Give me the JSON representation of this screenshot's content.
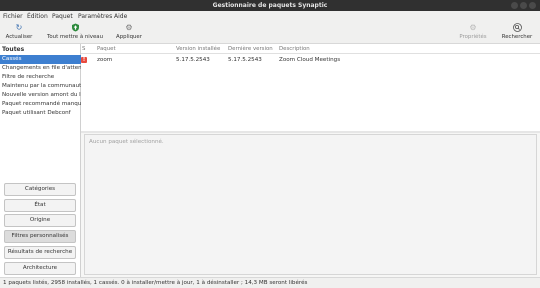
{
  "window": {
    "title": "Gestionnaire de paquets Synaptic"
  },
  "menubar": {
    "items": [
      "Fichier",
      "Édition",
      "Paquet",
      "Paramètres",
      "Aide"
    ]
  },
  "toolbar": {
    "reload": {
      "label": "Actualiser",
      "icon": "refresh-icon"
    },
    "mark_all_upgrades": {
      "label": "Tout mettre à niveau",
      "icon": "shield-upgrade-icon"
    },
    "apply": {
      "label": "Appliquer",
      "icon": "apply-gears-icon"
    },
    "properties": {
      "label": "Propriétés",
      "icon": "properties-gear-icon",
      "enabled": false
    },
    "search": {
      "label": "Rechercher",
      "icon": "search-icon"
    }
  },
  "sidebar": {
    "heading": "Toutes",
    "items": [
      "Cassés",
      "Changements en file d'attente",
      "Filtre de recherche",
      "Maintenu par la communauté",
      "Nouvelle version amont du lo…",
      "Paquet recommandé manquant",
      "Paquet utilisant Debconf"
    ],
    "selected": "Cassés",
    "filter_buttons": [
      "Catégories",
      "État",
      "Origine",
      "Filtres personnalisés",
      "Résultats de recherche",
      "Architecture"
    ],
    "active_filter": "Filtres personnalisés"
  },
  "package_list": {
    "columns": {
      "s": "S",
      "package": "Paquet",
      "installed": "Version installée",
      "latest": "Dernière version",
      "description": "Description"
    },
    "rows": [
      {
        "status_icon": "broken-package-icon",
        "package": "zoom",
        "installed": "5.17.5.2543",
        "latest": "5.17.5.2543",
        "description": "Zoom Cloud Meetings"
      }
    ]
  },
  "details": {
    "placeholder": "Aucun paquet sélectionné."
  },
  "statusbar": {
    "text": "1 paquets listés, 2958 installés, 1 cassés. 0 à installer/mettre à jour, 1 à désinstaller ; 14,3 MB seront libérés"
  },
  "colors": {
    "selection": "#3d7fd0",
    "broken": "#e84a3e",
    "titlebar": "#303030"
  }
}
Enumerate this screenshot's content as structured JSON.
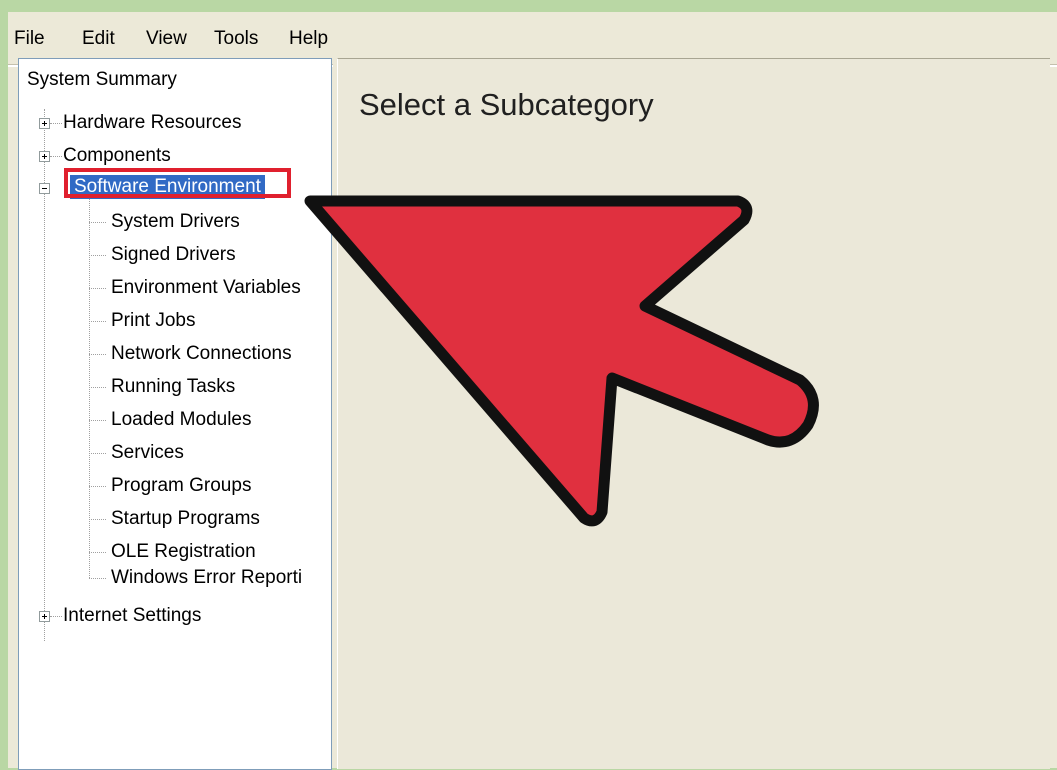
{
  "menu": {
    "file": "File",
    "edit": "Edit",
    "view": "View",
    "tools": "Tools",
    "help": "Help"
  },
  "tree": {
    "root": "System Summary",
    "nodes": {
      "hardware": "Hardware Resources",
      "components": "Components",
      "software": "Software Environment",
      "internet": "Internet Settings"
    },
    "software_children": [
      "System Drivers",
      "Signed Drivers",
      "Environment Variables",
      "Print Jobs",
      "Network Connections",
      "Running Tasks",
      "Loaded Modules",
      "Services",
      "Program Groups",
      "Startup Programs",
      "OLE Registration",
      "Windows Error Reporti"
    ],
    "selected": "Software Environment"
  },
  "detail": {
    "title": "Select a Subcategory"
  },
  "colors": {
    "annotation_arrow": "#e0303f",
    "annotation_outline": "#111111",
    "highlight_box": "#e0202e",
    "selection": "#316ac5",
    "window_bg": "#ece9d8",
    "frame_bg": "#b9d7a4"
  }
}
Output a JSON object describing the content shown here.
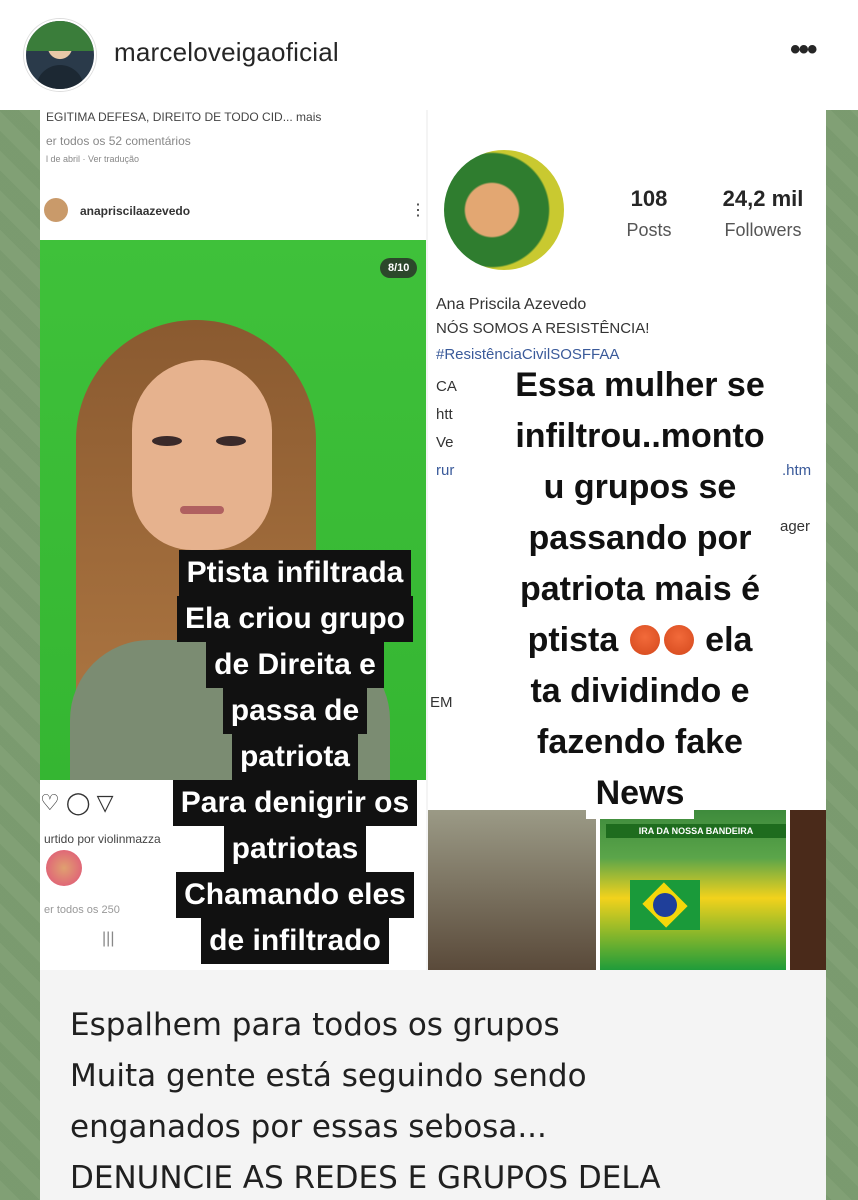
{
  "post_header": {
    "username": "marceloveigaoficial",
    "more_icon": "more-horizontal-icon"
  },
  "left_screenshot": {
    "caption_top": "EGITIMA DEFESA, DIREITO DE TODO CID... mais",
    "view_comments": "er todos os 52 comentários",
    "date": "l de abril · Ver tradução",
    "username": "anapriscilaazevedo",
    "pager": "8/10",
    "liked_by": "urtido por violinmazza",
    "view_all": "er todos os 250"
  },
  "right_screenshot": {
    "posts_count": "108",
    "posts_label": "Posts",
    "followers_count": "24,2 mil",
    "followers_label": "Followers",
    "name": "Ana Priscila Azevedo",
    "bio": "NÓS SOMOS A RESISTÊNCIA!",
    "hashtag": "#ResistênciaCivilSOSFFAA",
    "frag_ca": "CA",
    "frag_htt": "htt",
    "frag_ve": "Ve",
    "frag_rur": "rur",
    "frag_htm": ".htm",
    "frag_ager": "ager",
    "frag_em": "EM",
    "grid_title": "IRA DA NOSSA BANDEIRA"
  },
  "overlay_left": [
    "Ptista infiltrada",
    "Ela criou grupo",
    "de Direita e",
    "passa de",
    "patriota",
    "Para denigrir os",
    "patriotas",
    "Chamando eles",
    "de infiltrado"
  ],
  "overlay_right": {
    "l1": "Essa mulher se",
    "l2": "infiltrou..monto",
    "l3": "u grupos se",
    "l4": "passando por",
    "l5": "patriota mais é",
    "l6a": "ptista",
    "l6b": "ela",
    "l7": "ta dividindo e",
    "l8": "fazendo fake",
    "l9": "News",
    "emoji_icon": "angry-face-icon"
  },
  "bottom_caption": [
    "Espalhem para todos os grupos",
    "Muita gente está seguindo sendo",
    "enganados por essas sebosa...",
    "DENUNCIE AS REDES E GRUPOS DELA"
  ]
}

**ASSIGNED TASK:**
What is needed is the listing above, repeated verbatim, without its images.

**RESULT FOR THIS TASK:**
Give me the JSON representation of this screenshot's content.
{
  "window": {
    "title": "Gestionnaire de paquets Synaptic"
  },
  "menubar": {
    "items": [
      "Fichier",
      "Édition",
      "Paquet",
      "Paramètres",
      "Aide"
    ]
  },
  "toolbar": {
    "reload": {
      "label": "Actualiser",
      "icon": "refresh-icon"
    },
    "mark_all_upgrades": {
      "label": "Tout mettre à niveau",
      "icon": "shield-upgrade-icon"
    },
    "apply": {
      "label": "Appliquer",
      "icon": "apply-gears-icon"
    },
    "properties": {
      "label": "Propriétés",
      "icon": "properties-gear-icon",
      "enabled": false
    },
    "search": {
      "label": "Rechercher",
      "icon": "search-icon"
    }
  },
  "sidebar": {
    "heading": "Toutes",
    "items": [
      "Cassés",
      "Changements en file d'attente",
      "Filtre de recherche",
      "Maintenu par la communauté",
      "Nouvelle version amont du lo…",
      "Paquet recommandé manquant",
      "Paquet utilisant Debconf"
    ],
    "selected": "Cassés",
    "filter_buttons": [
      "Catégories",
      "État",
      "Origine",
      "Filtres personnalisés",
      "Résultats de recherche",
      "Architecture"
    ],
    "active_filter": "Filtres personnalisés"
  },
  "package_list": {
    "columns": {
      "s": "S",
      "package": "Paquet",
      "installed": "Version installée",
      "latest": "Dernière version",
      "description": "Description"
    },
    "rows": [
      {
        "status_icon": "broken-package-icon",
        "package": "zoom",
        "installed": "5.17.5.2543",
        "latest": "5.17.5.2543",
        "description": "Zoom Cloud Meetings"
      }
    ]
  },
  "details": {
    "placeholder": "Aucun paquet sélectionné."
  },
  "statusbar": {
    "text": "1 paquets listés, 2958 installés, 1 cassés. 0 à installer/mettre à jour, 1 à désinstaller ; 14,3 MB seront libérés"
  },
  "colors": {
    "selection": "#3d7fd0",
    "broken": "#e84a3e",
    "titlebar": "#303030"
  }
}
Enumerate this screenshot's content as structured JSON.
{
  "menu": {
    "file": "File",
    "edit": "Edit",
    "view": "View",
    "tools": "Tools",
    "help": "Help"
  },
  "tree": {
    "root": "System Summary",
    "nodes": {
      "hardware": "Hardware Resources",
      "components": "Components",
      "software": "Software Environment",
      "internet": "Internet Settings"
    },
    "software_children": [
      "System Drivers",
      "Signed Drivers",
      "Environment Variables",
      "Print Jobs",
      "Network Connections",
      "Running Tasks",
      "Loaded Modules",
      "Services",
      "Program Groups",
      "Startup Programs",
      "OLE Registration",
      "Windows Error Reporti"
    ],
    "selected": "Software Environment"
  },
  "detail": {
    "title": "Select a Subcategory"
  },
  "colors": {
    "annotation_arrow": "#e0303f",
    "annotation_outline": "#111111",
    "highlight_box": "#e0202e",
    "selection": "#316ac5",
    "window_bg": "#ece9d8",
    "frame_bg": "#b9d7a4"
  }
}
Output a JSON object describing the content shown here.
{
  "post_header": {
    "username": "marceloveigaoficial",
    "more_icon": "more-horizontal-icon"
  },
  "left_screenshot": {
    "caption_top": "EGITIMA DEFESA, DIREITO DE TODO CID... mais",
    "view_comments": "er todos os 52 comentários",
    "date": "l de abril · Ver tradução",
    "username": "anapriscilaazevedo",
    "pager": "8/10",
    "liked_by": "urtido por violinmazza",
    "view_all": "er todos os 250"
  },
  "right_screenshot": {
    "posts_count": "108",
    "posts_label": "Posts",
    "followers_count": "24,2 mil",
    "followers_label": "Followers",
    "name": "Ana Priscila Azevedo",
    "bio": "NÓS SOMOS A RESISTÊNCIA!",
    "hashtag": "#ResistênciaCivilSOSFFAA",
    "frag_ca": "CA",
    "frag_htt": "htt",
    "frag_ve": "Ve",
    "frag_rur": "rur",
    "frag_htm": ".htm",
    "frag_ager": "ager",
    "frag_em": "EM",
    "grid_title": "IRA DA NOSSA BANDEIRA"
  },
  "overlay_left": [
    "Ptista infiltrada",
    "Ela criou grupo",
    "de Direita e",
    "passa de",
    "patriota",
    "Para denigrir os",
    "patriotas",
    "Chamando eles",
    "de infiltrado"
  ],
  "overlay_right": {
    "l1": "Essa mulher se",
    "l2": "infiltrou..monto",
    "l3": "u grupos se",
    "l4": "passando por",
    "l5": "patriota mais é",
    "l6a": "ptista",
    "l6b": "ela",
    "l7": "ta dividindo e",
    "l8": "fazendo fake",
    "l9": "News",
    "emoji_icon": "angry-face-icon"
  },
  "bottom_caption": [
    "Espalhem para todos os grupos",
    "Muita gente está seguindo sendo",
    "enganados por essas sebosa...",
    "DENUNCIE AS REDES E GRUPOS DELA"
  ]
}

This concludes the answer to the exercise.